The best part about Musti Chal is that if anyone in the village runs out of rice, they can always get it from us and return it later.
Around 5,000 women, mostly from the minority communities, are finding self-sufficiency with every passing day.
Under an initiative formally known as "Food Bank", the women set aside a fist-sized portion of rice every day.
With some logistic support and supervision from national and international NGOs, this Musti Chal (fistful of rice) practice is helping out women at 90 villages in two upazilas under Naogaon -- Sahapar and Niamatpur -- since 2015.
After enough rice is saved, the women then sell it and use the money for income-generating activities, like buying cattle, cultivating fish in Khas ponds, running community businesses and helping people from their communities.
Many of these landless women have also bought land, opened shops, started business, bought land for funeral rites and even built their own temples.
In a recent visit to Niamatpur and Sapahar upazila, this correspondent found that in the past, the women used to undertake the same activities by taking out loans from local Mahajans, entrepreneurs, village arbitrators, NGOs, local clubs and more at higher rates. But as Musti Chal has gained in prominence, they have stopped going for such expensive loans.
This is how the process works: a group of 20-30 women band together and set aside a fistful of rice whenever they cook a meal for seven days. The rice is kept in pots, which is then gathered inside a big drum. At the conclusion of the week, they sell the rice and use the money to fund their income-generating activities of choice.
In Niamatpur's Kamaspur village, 30 women have been collecting Musti Chal for the last seven years. So far, they have sold rice worth Tk 1 lakh and are now cultivating fish in three Khas ponds, rearing three cows and helping the people of the village with the money.
Maniza (30), of Kulmodanga village under Sapahar upazila, bought six decimals of land by taking money from their 30 member–group practicing Musti Chal. Like Maniza, there are 14 landless families who bought at least five bighas of land in the upazila by getting financial help from their Musti Chal–collecting groups. One of the groups bought a shop at the Sapahar new market worth of Tk five lakh, said Shamsul Haque, senior programme officer of the Borendro Development Organization (BDO), a local NGO which monitor the groups.
This economic empowerment is also helping the women grow in confidence. In the past, many of them were shy to speak publicly. But after finding self-sufficiency through the project, they're growing in power. Five women from these are contesting the ongoing UP elections as independent candidates.
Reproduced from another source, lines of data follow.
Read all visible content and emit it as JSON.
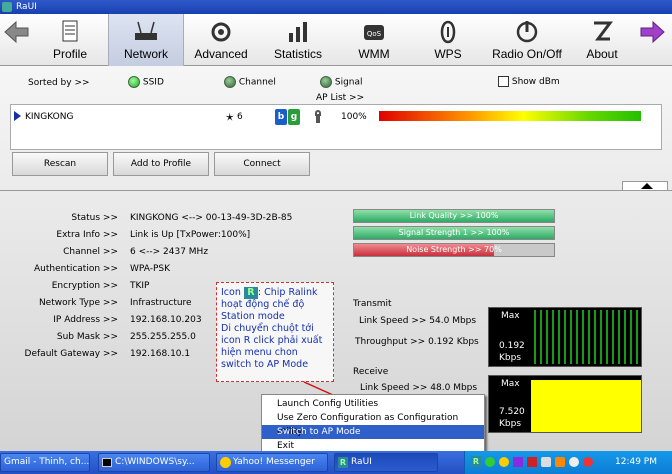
{
  "window": {
    "title": "RaUI"
  },
  "toolbar": {
    "items": [
      {
        "label": "Profile",
        "icon": "profile-icon"
      },
      {
        "label": "Network",
        "icon": "network-icon",
        "active": true
      },
      {
        "label": "Advanced",
        "icon": "advanced-icon"
      },
      {
        "label": "Statistics",
        "icon": "statistics-icon"
      },
      {
        "label": "WMM",
        "icon": "wmm-icon"
      },
      {
        "label": "WPS",
        "icon": "wps-icon"
      },
      {
        "label": "Radio On/Off",
        "icon": "radio-icon"
      },
      {
        "label": "About",
        "icon": "about-icon"
      }
    ]
  },
  "sort": {
    "label": "Sorted by >>",
    "ssid": "SSID",
    "channel": "Channel",
    "signal": "Signal",
    "show_dbm": "Show dBm",
    "ap_list": "AP List >>"
  },
  "ap": {
    "ssid": "KINGKONG",
    "channel": "6",
    "b": "b",
    "g": "g",
    "signal": "100%",
    "signal_fraction": 1.0
  },
  "buttons": {
    "rescan": "Rescan",
    "add": "Add to Profile",
    "connect": "Connect"
  },
  "status": {
    "labels": [
      "Status >>",
      "Extra Info >>",
      "Channel >>",
      "Authentication >>",
      "Encryption >>",
      "Network Type >>",
      "IP Address >>",
      "Sub Mask >>",
      "Default Gateway >>"
    ],
    "values": [
      "KINGKONG <--> 00-13-49-3D-2B-85",
      "Link is Up [TxPower:100%]",
      "6 <--> 2437 MHz",
      "WPA-PSK",
      "TKIP",
      "Infrastructure",
      "192.168.10.203",
      "255.255.255.0",
      "192.168.10.1"
    ]
  },
  "bars": {
    "link_quality": "Link Quality >> 100%",
    "link_quality_value": 100,
    "signal_strength": "Signal Strength 1 >> 100%",
    "signal_strength_value": 100,
    "noise_strength": "Noise Strength >> 70%",
    "noise_strength_value": 70
  },
  "transmit": {
    "title": "Transmit",
    "link_speed": "Link Speed >>  54.0 Mbps",
    "throughput": "Throughput >> 0.192 Kbps",
    "max": "Max",
    "value": "0.192",
    "unit": "Kbps"
  },
  "receive": {
    "title": "Receive",
    "link_speed": "Link Speed >> 48.0 Mbps",
    "throughput": "Throughput >> 7.520 Kbps",
    "max": "Max",
    "value": "7.520",
    "unit": "Kbps"
  },
  "note": {
    "p1": "Icon",
    "p2": ": Chip Ralink hoạt động chế độ Station mode",
    "p3": "Di chuyển chuột tới icon R click phải xuất hiện menu chon switch to AP Mode",
    "icon": "R"
  },
  "menu": {
    "items": [
      "Launch Config Utilities",
      "Use Zero Configuration as Configuration utility",
      "Switch to AP Mode",
      "Exit"
    ],
    "selected": 2
  },
  "taskbar": {
    "tasks": [
      "Gmail - Thinh, ch...",
      "C:\\WINDOWS\\sy...",
      "Yahoo! Messenger",
      "RaUI"
    ],
    "clock": "12:49 PM"
  },
  "colors": {
    "accent": "#2f5fc9",
    "green": "#2a9d3a",
    "yellow": "#ffff00"
  }
}
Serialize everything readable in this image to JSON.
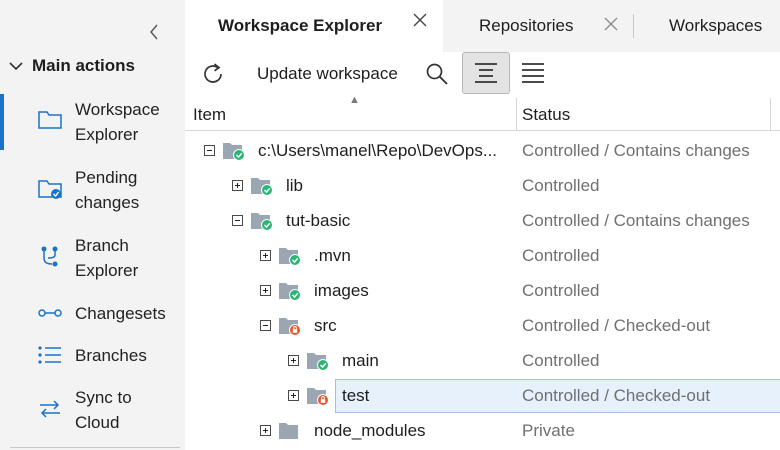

"When the Covid started in Bangladesh, many of our neighbours were out of work. Back then we lent them rice from the food bank," said Minoti Pahan of Sirajpur village.
Rekha Rani Ray (30), of same village, said, "The best part about Musti Chal is that if anyone in the village runs out of rice, they can always get it from us and return it later."
There are three NGOs; Action Aid Bangladesh, Manusher Jonno Foundation (MJF) and Andheri HILFE which are running three projects; CLIMATE, REEAL and SOLID, to supervise the Musti Chal initiatives.